What you are asked to do - In the records below, pick out all lines containing the word "kind".

[Saved entries]
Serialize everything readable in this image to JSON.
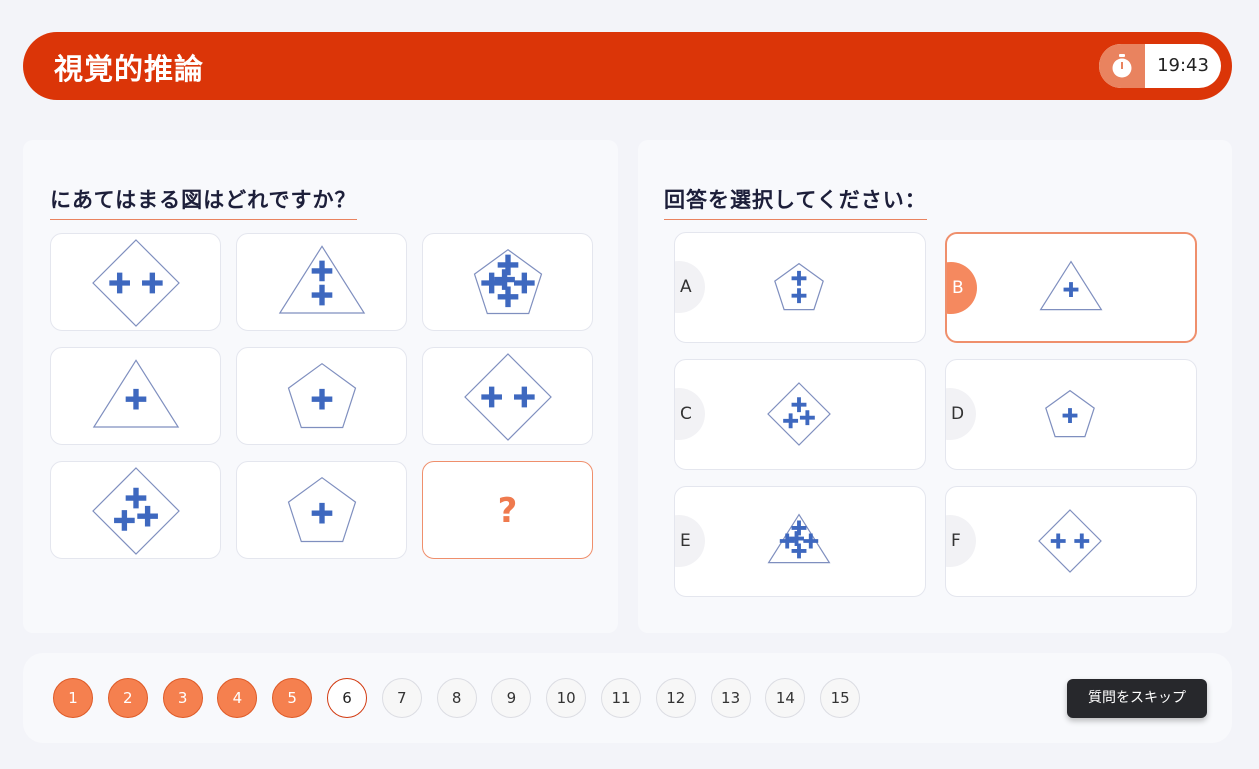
{
  "header": {
    "title": "視覚的推論",
    "timer": "19:43"
  },
  "question": {
    "heading": "にあてはまる図はどれですか？",
    "missing_symbol": "?",
    "grid": [
      {
        "shape": "diamond",
        "crosses": 2
      },
      {
        "shape": "triangle",
        "crosses": 2
      },
      {
        "shape": "pentagon",
        "crosses": 5
      },
      {
        "shape": "triangle",
        "crosses": 1
      },
      {
        "shape": "pentagon",
        "crosses": 1
      },
      {
        "shape": "diamond",
        "crosses": 2
      },
      {
        "shape": "diamond",
        "crosses": 3
      },
      {
        "shape": "pentagon",
        "crosses": 1
      },
      {
        "shape": "missing",
        "crosses": 0
      }
    ]
  },
  "answers": {
    "heading": "回答を選択してください：",
    "selected": "B",
    "options": [
      {
        "letter": "A",
        "shape": "pentagon",
        "crosses": 2
      },
      {
        "letter": "B",
        "shape": "triangle",
        "crosses": 1
      },
      {
        "letter": "C",
        "shape": "diamond",
        "crosses": 3
      },
      {
        "letter": "D",
        "shape": "pentagon",
        "crosses": 1
      },
      {
        "letter": "E",
        "shape": "triangle",
        "crosses": 5
      },
      {
        "letter": "F",
        "shape": "diamond",
        "crosses": 2
      }
    ]
  },
  "pagination": {
    "pages": [
      "1",
      "2",
      "3",
      "4",
      "5",
      "6",
      "7",
      "8",
      "9",
      "10",
      "11",
      "12",
      "13",
      "14",
      "15"
    ],
    "completed": [
      "1",
      "2",
      "3",
      "4",
      "5"
    ],
    "current": "6"
  },
  "skip_label": "質問をスキップ",
  "colors": {
    "header": "#db3508",
    "accent": "#f5804f",
    "cross": "#3e68bf",
    "outline": "#7f8fbf"
  }
}
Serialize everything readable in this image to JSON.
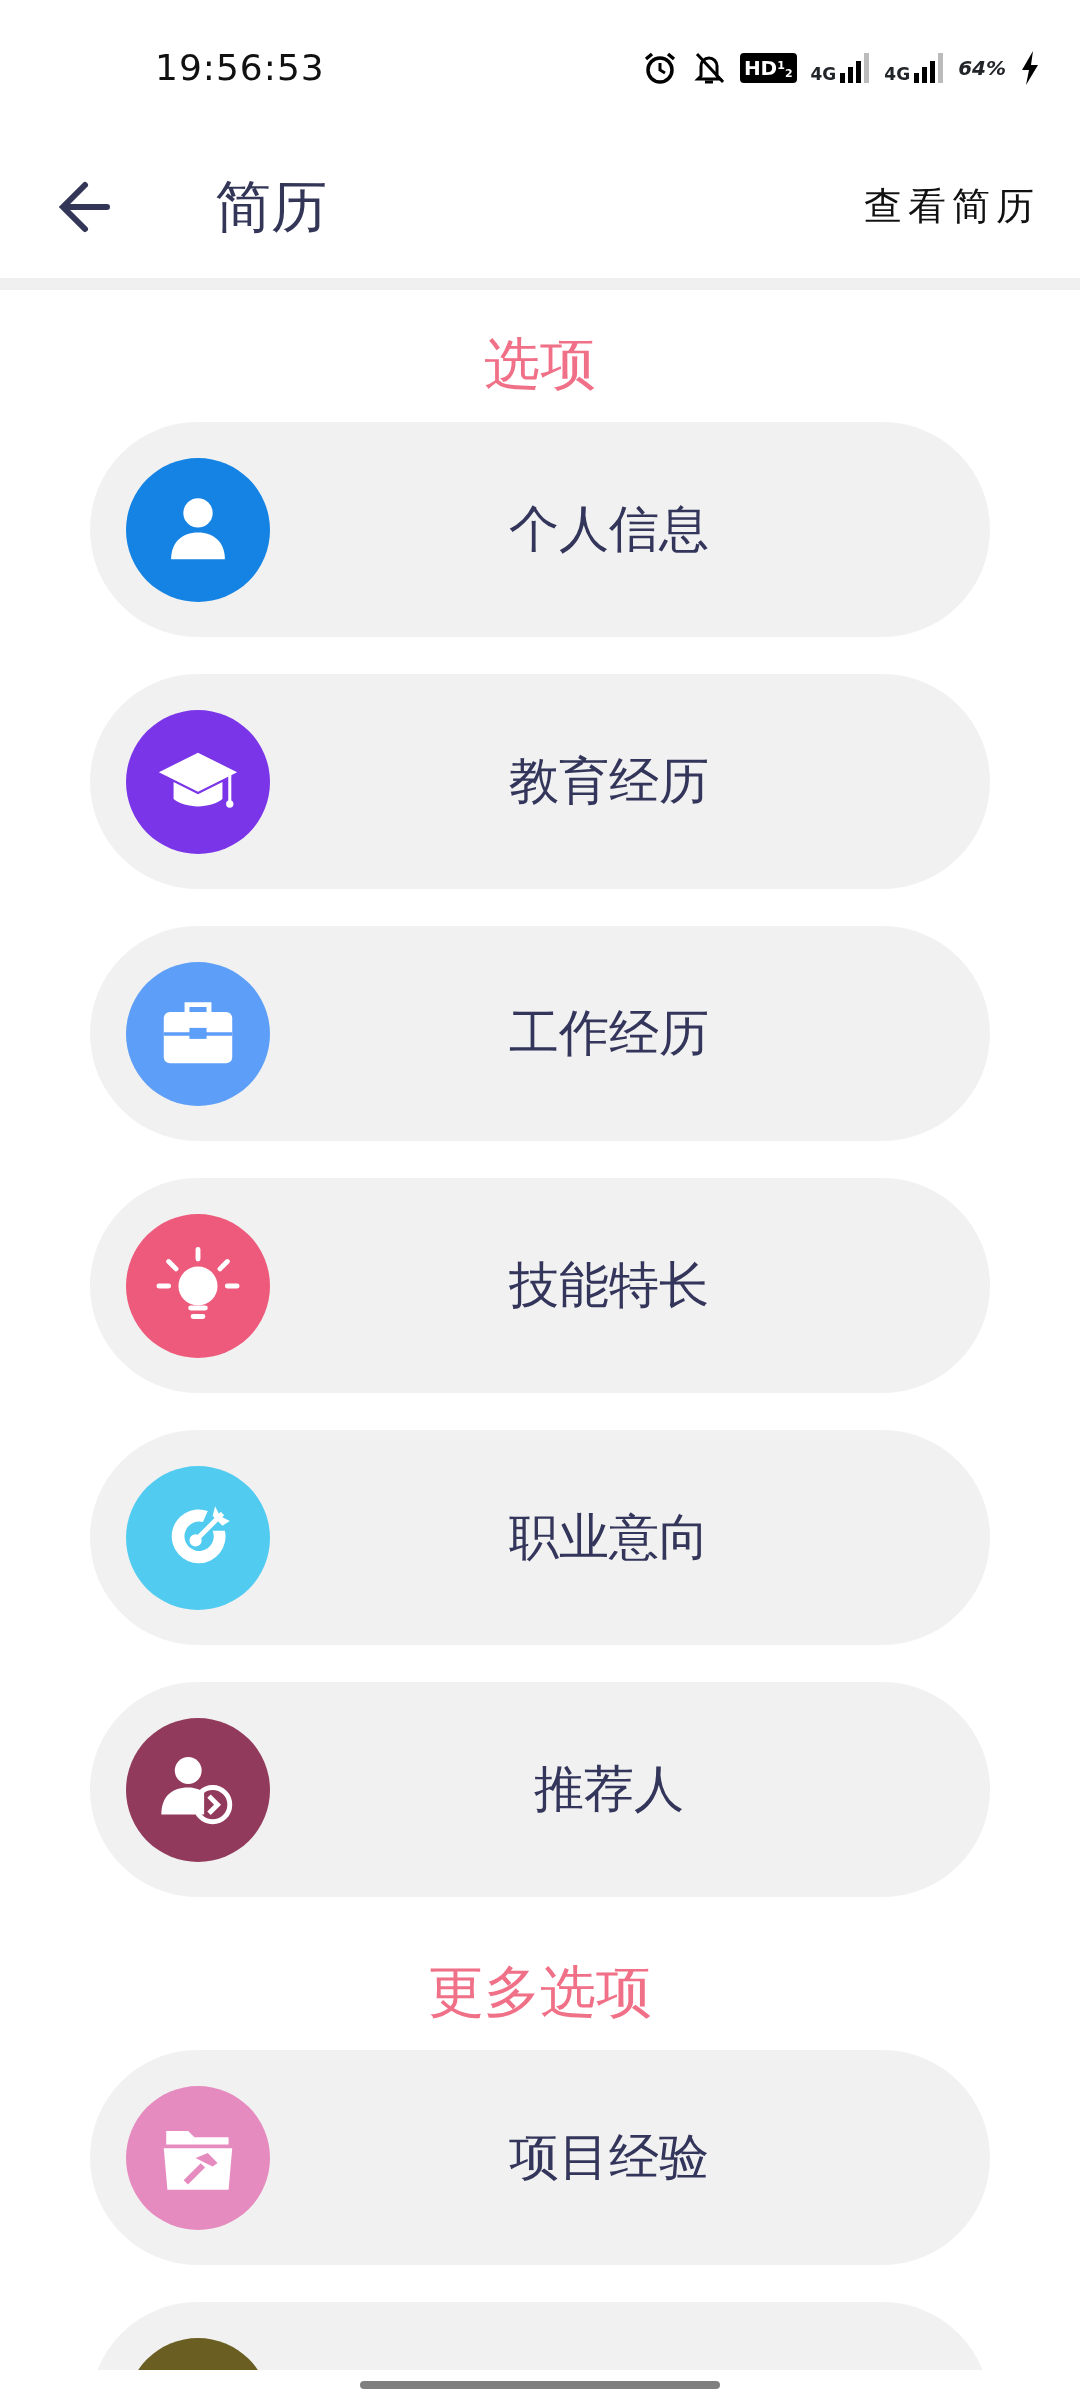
{
  "status_bar": {
    "time": "19:56:53",
    "hd": "HD$^{1}$$_{2}$",
    "network_1": "4G",
    "network_2": "4G",
    "battery": "64%"
  },
  "header": {
    "title": "简历",
    "action": "查看简历"
  },
  "sections": [
    {
      "title": "选项",
      "items": [
        {
          "label": "个人信息",
          "kind": "person",
          "color": "#1583e3"
        },
        {
          "label": "教育经历",
          "kind": "cap",
          "color": "#7a35e8"
        },
        {
          "label": "工作经历",
          "kind": "briefcase",
          "color": "#5d9ef8"
        },
        {
          "label": "技能特长",
          "kind": "bulb",
          "color": "#ee5a7b"
        },
        {
          "label": "职业意向",
          "kind": "target",
          "color": "#52cbf0"
        },
        {
          "label": "推荐人",
          "kind": "referral",
          "color": "#923a5c"
        }
      ]
    },
    {
      "title": "更多选项",
      "items": [
        {
          "label": "项目经验",
          "kind": "folder",
          "color": "#e68bbf"
        },
        {
          "kind": "partial",
          "color": "#6b5e22"
        }
      ]
    }
  ]
}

Exercise result -
          "kind": "person",
          "kind": "cap",
          "kind": "briefcase",
          "kind": "bulb",
          "kind": "target",
          "kind": "referral",
          "kind": "folder",
          "kind": "partial",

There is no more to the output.